━━━ Records for processing ━━━

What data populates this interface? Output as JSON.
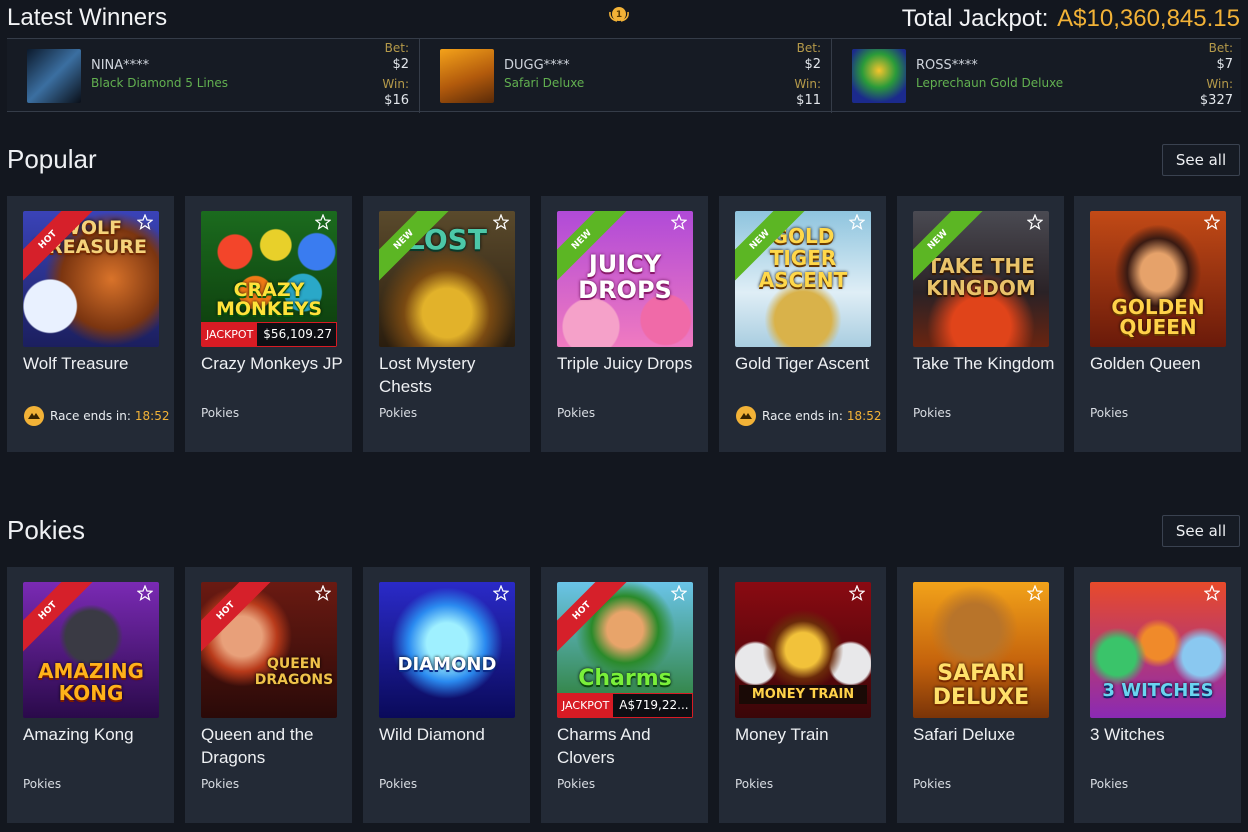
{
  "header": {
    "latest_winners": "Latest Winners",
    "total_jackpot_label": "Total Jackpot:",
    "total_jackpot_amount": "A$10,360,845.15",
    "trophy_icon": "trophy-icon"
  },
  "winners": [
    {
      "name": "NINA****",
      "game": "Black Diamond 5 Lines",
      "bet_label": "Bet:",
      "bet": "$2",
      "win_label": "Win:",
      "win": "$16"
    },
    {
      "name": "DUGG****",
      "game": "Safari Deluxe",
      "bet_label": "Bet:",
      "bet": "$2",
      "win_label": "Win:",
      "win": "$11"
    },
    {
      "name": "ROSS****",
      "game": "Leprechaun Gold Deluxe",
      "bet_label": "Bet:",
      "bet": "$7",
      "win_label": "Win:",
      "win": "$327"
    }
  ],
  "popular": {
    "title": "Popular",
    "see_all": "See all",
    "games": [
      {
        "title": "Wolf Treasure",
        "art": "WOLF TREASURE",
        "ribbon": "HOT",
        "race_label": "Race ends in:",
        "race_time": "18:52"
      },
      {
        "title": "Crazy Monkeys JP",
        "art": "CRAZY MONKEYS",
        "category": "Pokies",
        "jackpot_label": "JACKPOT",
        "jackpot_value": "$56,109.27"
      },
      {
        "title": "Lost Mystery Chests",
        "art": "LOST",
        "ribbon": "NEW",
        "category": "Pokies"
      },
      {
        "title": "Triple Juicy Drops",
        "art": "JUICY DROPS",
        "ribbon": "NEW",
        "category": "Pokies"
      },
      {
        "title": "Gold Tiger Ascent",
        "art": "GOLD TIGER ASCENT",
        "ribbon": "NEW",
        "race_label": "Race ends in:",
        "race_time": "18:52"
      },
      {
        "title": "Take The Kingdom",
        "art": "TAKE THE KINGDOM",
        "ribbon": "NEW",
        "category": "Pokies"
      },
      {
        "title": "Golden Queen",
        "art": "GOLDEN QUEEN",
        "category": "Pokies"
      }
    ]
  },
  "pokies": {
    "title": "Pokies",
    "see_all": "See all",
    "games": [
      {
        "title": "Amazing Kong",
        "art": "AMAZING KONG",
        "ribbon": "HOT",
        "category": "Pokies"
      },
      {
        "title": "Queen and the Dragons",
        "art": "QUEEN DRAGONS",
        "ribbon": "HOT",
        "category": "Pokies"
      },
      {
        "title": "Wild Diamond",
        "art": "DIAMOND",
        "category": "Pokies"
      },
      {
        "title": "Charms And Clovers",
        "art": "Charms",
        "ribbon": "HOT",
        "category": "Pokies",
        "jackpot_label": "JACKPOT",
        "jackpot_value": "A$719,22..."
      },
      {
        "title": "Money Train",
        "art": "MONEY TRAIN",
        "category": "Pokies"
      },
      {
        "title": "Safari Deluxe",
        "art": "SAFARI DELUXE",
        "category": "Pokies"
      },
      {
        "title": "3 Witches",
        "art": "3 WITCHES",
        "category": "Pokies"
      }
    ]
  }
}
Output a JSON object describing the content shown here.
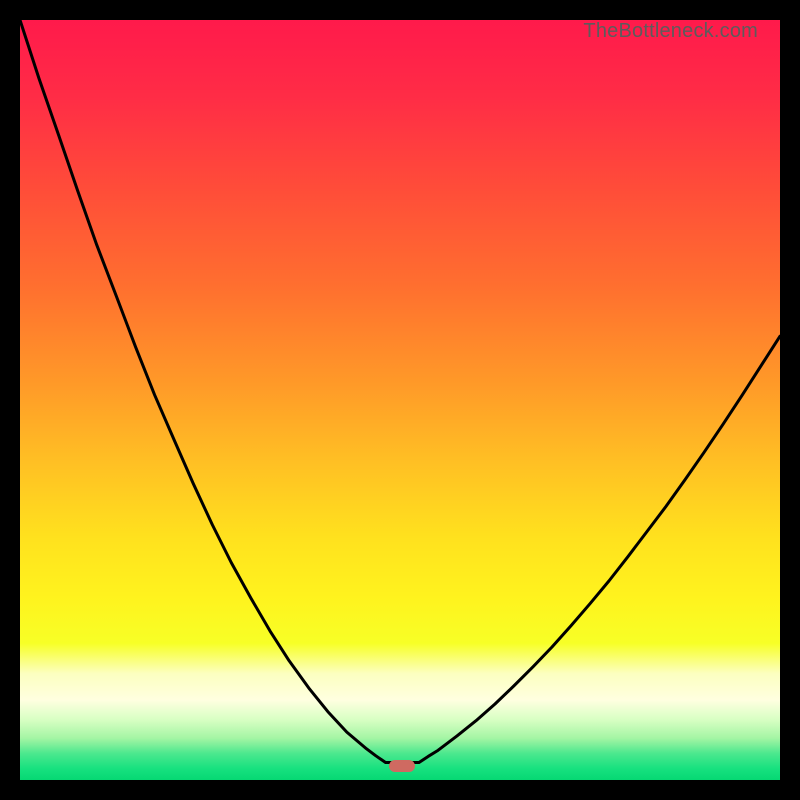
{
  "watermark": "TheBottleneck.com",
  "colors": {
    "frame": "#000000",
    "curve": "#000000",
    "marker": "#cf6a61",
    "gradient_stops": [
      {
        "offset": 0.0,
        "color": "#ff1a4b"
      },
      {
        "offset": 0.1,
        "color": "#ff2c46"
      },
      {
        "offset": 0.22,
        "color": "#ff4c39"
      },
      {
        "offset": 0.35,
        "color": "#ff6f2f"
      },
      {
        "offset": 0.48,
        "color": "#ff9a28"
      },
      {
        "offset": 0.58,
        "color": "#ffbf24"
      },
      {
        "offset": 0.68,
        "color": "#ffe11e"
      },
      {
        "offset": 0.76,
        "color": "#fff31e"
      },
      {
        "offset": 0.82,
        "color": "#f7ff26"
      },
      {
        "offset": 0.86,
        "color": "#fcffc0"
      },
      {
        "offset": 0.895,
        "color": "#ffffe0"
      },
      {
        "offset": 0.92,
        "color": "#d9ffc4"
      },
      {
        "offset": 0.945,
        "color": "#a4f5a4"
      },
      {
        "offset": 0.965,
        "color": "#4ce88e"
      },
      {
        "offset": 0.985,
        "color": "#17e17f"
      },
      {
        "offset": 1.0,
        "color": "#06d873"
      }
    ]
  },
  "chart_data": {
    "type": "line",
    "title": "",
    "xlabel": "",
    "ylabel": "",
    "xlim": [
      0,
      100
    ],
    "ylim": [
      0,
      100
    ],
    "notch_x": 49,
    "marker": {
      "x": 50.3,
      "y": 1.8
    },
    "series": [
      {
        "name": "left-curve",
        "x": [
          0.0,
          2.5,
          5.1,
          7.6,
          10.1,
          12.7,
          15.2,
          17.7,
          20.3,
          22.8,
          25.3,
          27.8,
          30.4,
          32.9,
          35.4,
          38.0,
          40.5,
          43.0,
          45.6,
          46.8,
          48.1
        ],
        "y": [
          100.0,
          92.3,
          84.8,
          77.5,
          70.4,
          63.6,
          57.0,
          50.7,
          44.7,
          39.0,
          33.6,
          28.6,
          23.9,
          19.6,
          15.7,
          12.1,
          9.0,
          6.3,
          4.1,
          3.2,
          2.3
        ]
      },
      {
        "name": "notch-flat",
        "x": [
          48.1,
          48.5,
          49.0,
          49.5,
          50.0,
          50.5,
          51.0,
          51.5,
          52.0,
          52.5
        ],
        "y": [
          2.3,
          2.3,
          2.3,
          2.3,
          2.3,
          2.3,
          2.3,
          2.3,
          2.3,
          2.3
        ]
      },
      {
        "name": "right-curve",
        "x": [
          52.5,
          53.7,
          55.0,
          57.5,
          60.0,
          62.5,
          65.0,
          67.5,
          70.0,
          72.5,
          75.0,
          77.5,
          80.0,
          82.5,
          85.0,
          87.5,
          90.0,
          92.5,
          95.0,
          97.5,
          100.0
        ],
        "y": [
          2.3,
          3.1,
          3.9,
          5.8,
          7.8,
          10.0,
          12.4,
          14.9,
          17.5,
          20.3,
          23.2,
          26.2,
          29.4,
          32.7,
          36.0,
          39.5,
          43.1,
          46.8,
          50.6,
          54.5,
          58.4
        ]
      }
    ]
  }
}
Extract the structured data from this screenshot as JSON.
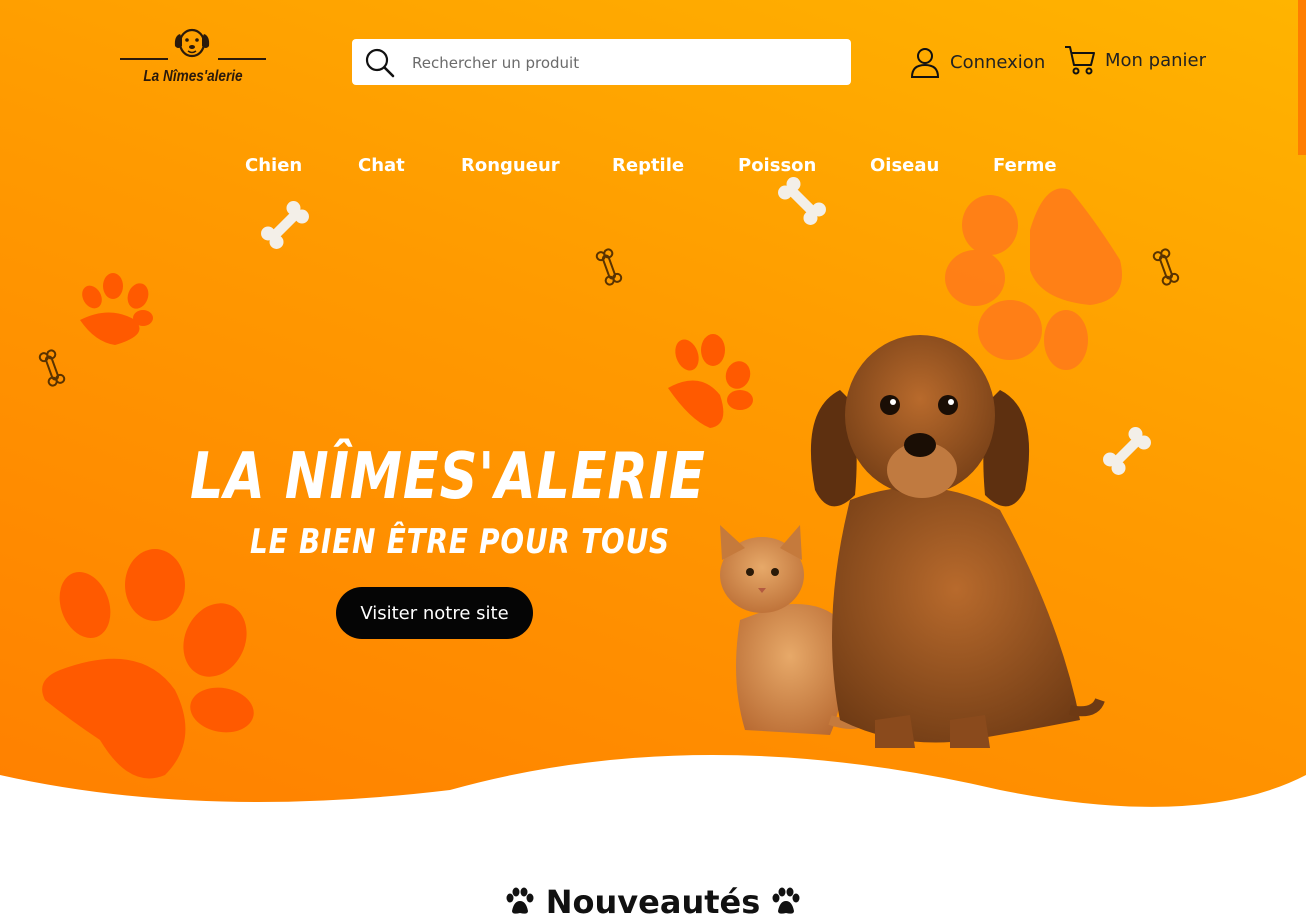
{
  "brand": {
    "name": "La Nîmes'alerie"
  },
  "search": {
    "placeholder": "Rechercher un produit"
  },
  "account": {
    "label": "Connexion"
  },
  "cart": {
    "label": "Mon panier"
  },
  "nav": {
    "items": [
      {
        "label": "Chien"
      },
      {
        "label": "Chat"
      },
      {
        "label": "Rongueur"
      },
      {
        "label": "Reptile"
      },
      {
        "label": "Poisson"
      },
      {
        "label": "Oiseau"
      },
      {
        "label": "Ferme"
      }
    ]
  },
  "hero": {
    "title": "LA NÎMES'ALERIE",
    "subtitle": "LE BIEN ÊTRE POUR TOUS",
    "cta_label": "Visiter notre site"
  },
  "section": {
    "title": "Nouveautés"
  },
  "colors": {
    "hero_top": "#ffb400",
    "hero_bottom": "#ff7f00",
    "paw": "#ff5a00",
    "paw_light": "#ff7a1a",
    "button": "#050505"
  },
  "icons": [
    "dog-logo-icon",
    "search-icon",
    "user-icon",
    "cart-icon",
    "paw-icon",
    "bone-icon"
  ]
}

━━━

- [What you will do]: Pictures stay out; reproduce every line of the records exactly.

- [Output of the task]:
What data populates this interface? Output as JSON.
{
  "header": {
    "latest_winners": "Latest Winners",
    "total_jackpot_label": "Total Jackpot:",
    "total_jackpot_amount": "A$10,360,845.15",
    "trophy_icon": "trophy-icon"
  },
  "winners": [
    {
      "name": "NINA****",
      "game": "Black Diamond 5 Lines",
      "bet_label": "Bet:",
      "bet": "$2",
      "win_label": "Win:",
      "win": "$16"
    },
    {
      "name": "DUGG****",
      "game": "Safari Deluxe",
      "bet_label": "Bet:",
      "bet": "$2",
      "win_label": "Win:",
      "win": "$11"
    },
    {
      "name": "ROSS****",
      "game": "Leprechaun Gold Deluxe",
      "bet_label": "Bet:",
      "bet": "$7",
      "win_label": "Win:",
      "win": "$327"
    }
  ],
  "popular": {
    "title": "Popular",
    "see_all": "See all",
    "games": [
      {
        "title": "Wolf Treasure",
        "art": "WOLF TREASURE",
        "ribbon": "HOT",
        "race_label": "Race ends in:",
        "race_time": "18:52"
      },
      {
        "title": "Crazy Monkeys JP",
        "art": "CRAZY MONKEYS",
        "category": "Pokies",
        "jackpot_label": "JACKPOT",
        "jackpot_value": "$56,109.27"
      },
      {
        "title": "Lost Mystery Chests",
        "art": "LOST",
        "ribbon": "NEW",
        "category": "Pokies"
      },
      {
        "title": "Triple Juicy Drops",
        "art": "JUICY DROPS",
        "ribbon": "NEW",
        "category": "Pokies"
      },
      {
        "title": "Gold Tiger Ascent",
        "art": "GOLD TIGER ASCENT",
        "ribbon": "NEW",
        "race_label": "Race ends in:",
        "race_time": "18:52"
      },
      {
        "title": "Take The Kingdom",
        "art": "TAKE THE KINGDOM",
        "ribbon": "NEW",
        "category": "Pokies"
      },
      {
        "title": "Golden Queen",
        "art": "GOLDEN QUEEN",
        "category": "Pokies"
      }
    ]
  },
  "pokies": {
    "title": "Pokies",
    "see_all": "See all",
    "games": [
      {
        "title": "Amazing Kong",
        "art": "AMAZING KONG",
        "ribbon": "HOT",
        "category": "Pokies"
      },
      {
        "title": "Queen and the Dragons",
        "art": "QUEEN DRAGONS",
        "ribbon": "HOT",
        "category": "Pokies"
      },
      {
        "title": "Wild Diamond",
        "art": "DIAMOND",
        "category": "Pokies"
      },
      {
        "title": "Charms And Clovers",
        "art": "Charms",
        "ribbon": "HOT",
        "category": "Pokies",
        "jackpot_label": "JACKPOT",
        "jackpot_value": "A$719,22..."
      },
      {
        "title": "Money Train",
        "art": "MONEY TRAIN",
        "category": "Pokies"
      },
      {
        "title": "Safari Deluxe",
        "art": "SAFARI DELUXE",
        "category": "Pokies"
      },
      {
        "title": "3 Witches",
        "art": "3 WITCHES",
        "category": "Pokies"
      }
    ]
  }
}
Output a JSON object describing the content shown here.
{
  "watermark": "TheBottleneck.com",
  "colors": {
    "frame": "#000000",
    "curve": "#000000",
    "marker": "#cf6a61",
    "gradient_stops": [
      {
        "offset": 0.0,
        "color": "#ff1a4b"
      },
      {
        "offset": 0.1,
        "color": "#ff2c46"
      },
      {
        "offset": 0.22,
        "color": "#ff4c39"
      },
      {
        "offset": 0.35,
        "color": "#ff6f2f"
      },
      {
        "offset": 0.48,
        "color": "#ff9a28"
      },
      {
        "offset": 0.58,
        "color": "#ffbf24"
      },
      {
        "offset": 0.68,
        "color": "#ffe11e"
      },
      {
        "offset": 0.76,
        "color": "#fff31e"
      },
      {
        "offset": 0.82,
        "color": "#f7ff26"
      },
      {
        "offset": 0.86,
        "color": "#fcffc0"
      },
      {
        "offset": 0.895,
        "color": "#ffffe0"
      },
      {
        "offset": 0.92,
        "color": "#d9ffc4"
      },
      {
        "offset": 0.945,
        "color": "#a4f5a4"
      },
      {
        "offset": 0.965,
        "color": "#4ce88e"
      },
      {
        "offset": 0.985,
        "color": "#17e17f"
      },
      {
        "offset": 1.0,
        "color": "#06d873"
      }
    ]
  },
  "chart_data": {
    "type": "line",
    "title": "",
    "xlabel": "",
    "ylabel": "",
    "xlim": [
      0,
      100
    ],
    "ylim": [
      0,
      100
    ],
    "notch_x": 49,
    "marker": {
      "x": 50.3,
      "y": 1.8
    },
    "series": [
      {
        "name": "left-curve",
        "x": [
          0.0,
          2.5,
          5.1,
          7.6,
          10.1,
          12.7,
          15.2,
          17.7,
          20.3,
          22.8,
          25.3,
          27.8,
          30.4,
          32.9,
          35.4,
          38.0,
          40.5,
          43.0,
          45.6,
          46.8,
          48.1
        ],
        "y": [
          100.0,
          92.3,
          84.8,
          77.5,
          70.4,
          63.6,
          57.0,
          50.7,
          44.7,
          39.0,
          33.6,
          28.6,
          23.9,
          19.6,
          15.7,
          12.1,
          9.0,
          6.3,
          4.1,
          3.2,
          2.3
        ]
      },
      {
        "name": "notch-flat",
        "x": [
          48.1,
          48.5,
          49.0,
          49.5,
          50.0,
          50.5,
          51.0,
          51.5,
          52.0,
          52.5
        ],
        "y": [
          2.3,
          2.3,
          2.3,
          2.3,
          2.3,
          2.3,
          2.3,
          2.3,
          2.3,
          2.3
        ]
      },
      {
        "name": "right-curve",
        "x": [
          52.5,
          53.7,
          55.0,
          57.5,
          60.0,
          62.5,
          65.0,
          67.5,
          70.0,
          72.5,
          75.0,
          77.5,
          80.0,
          82.5,
          85.0,
          87.5,
          90.0,
          92.5,
          95.0,
          97.5,
          100.0
        ],
        "y": [
          2.3,
          3.1,
          3.9,
          5.8,
          7.8,
          10.0,
          12.4,
          14.9,
          17.5,
          20.3,
          23.2,
          26.2,
          29.4,
          32.7,
          36.0,
          39.5,
          43.1,
          46.8,
          50.6,
          54.5,
          58.4
        ]
      }
    ]
  }
}
Extract the structured data from this screenshot as JSON.
{
  "brand": {
    "name": "La Nîmes'alerie"
  },
  "search": {
    "placeholder": "Rechercher un produit"
  },
  "account": {
    "label": "Connexion"
  },
  "cart": {
    "label": "Mon panier"
  },
  "nav": {
    "items": [
      {
        "label": "Chien"
      },
      {
        "label": "Chat"
      },
      {
        "label": "Rongueur"
      },
      {
        "label": "Reptile"
      },
      {
        "label": "Poisson"
      },
      {
        "label": "Oiseau"
      },
      {
        "label": "Ferme"
      }
    ]
  },
  "hero": {
    "title": "LA NÎMES'ALERIE",
    "subtitle": "LE BIEN ÊTRE POUR TOUS",
    "cta_label": "Visiter notre site"
  },
  "section": {
    "title": "Nouveautés"
  },
  "colors": {
    "hero_top": "#ffb400",
    "hero_bottom": "#ff7f00",
    "paw": "#ff5a00",
    "paw_light": "#ff7a1a",
    "button": "#050505"
  },
  "icons": [
    "dog-logo-icon",
    "search-icon",
    "user-icon",
    "cart-icon",
    "paw-icon",
    "bone-icon"
  ]
}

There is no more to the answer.